Source: Meduza

Despite calls from some minority-party deputies, the State Duma voted overwhelmingly on Thursday to adopt the first reading of controversial legislation that would raise Russia's retirement age from 60 to 65 for men by 2028, and from 55 to 63 for women by 2034. Public opinion polls show that Russians largely oppose this proposal. After the reforms were announced, Vladimir Putin’s re-election rating slipped to 54 percent in late June — his lowest score since before Russia annexed Crimea. Deputies were reportedly told to refrain from criticizing Vladimir Putin during debate on the legislation’s first reading. The final vote tally was 328 in favor and 104 opposed. Reporting the news that State Duma lawmakers have adopted the first reading of the legislation, several pro-Kremlin and government-controlled news outlets ran headlines that left out the most important thing about the bill: it would raise the retirement age.

Interfax: “The pension bill” 😀

RIA Novosti: “Pension legislation reforms” 😏

TASS: “Pension system reforms” 😉

(TASS has also renamed its “Pension Reform” trending news section to “Pension Law”)

And here’s how many outlets reported the story a day earlier:

Russia Today: “Pension legislation reforms” 😎

Izvestia: “The bill on pension reforms” 😅

Life: “The pension bill” 😊

NTV: After first reporting “Legislation to raise the retirement age is adopted in its first reading,” the outlet immediately changed the headline to read: “Legislation reforming pension legislation is adopted in its first reading” 😂

Kommersant: “Pension reforms” 😃

Rossiyskaya Gazeta: “Pension system reforms” 😌

Parlamentskaya Gazeta (The Russian Senate’s official newspaper of record): “The new law on the pension system” 😎

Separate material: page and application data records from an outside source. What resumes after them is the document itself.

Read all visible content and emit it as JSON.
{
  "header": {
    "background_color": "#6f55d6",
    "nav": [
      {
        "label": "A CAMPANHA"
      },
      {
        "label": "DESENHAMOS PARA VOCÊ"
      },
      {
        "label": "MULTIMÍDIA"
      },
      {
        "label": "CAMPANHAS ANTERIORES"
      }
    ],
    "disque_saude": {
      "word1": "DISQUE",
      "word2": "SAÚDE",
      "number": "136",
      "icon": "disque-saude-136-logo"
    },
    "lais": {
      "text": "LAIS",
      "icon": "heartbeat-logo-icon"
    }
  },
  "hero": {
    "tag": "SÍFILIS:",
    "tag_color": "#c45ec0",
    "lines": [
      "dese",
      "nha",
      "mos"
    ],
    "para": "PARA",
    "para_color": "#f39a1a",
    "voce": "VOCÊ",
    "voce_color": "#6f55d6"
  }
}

The State Duma’s website: “Pension system development” 😇

Photo on front page: Anton Novoderezhkin / TASS / Scanpix / LETA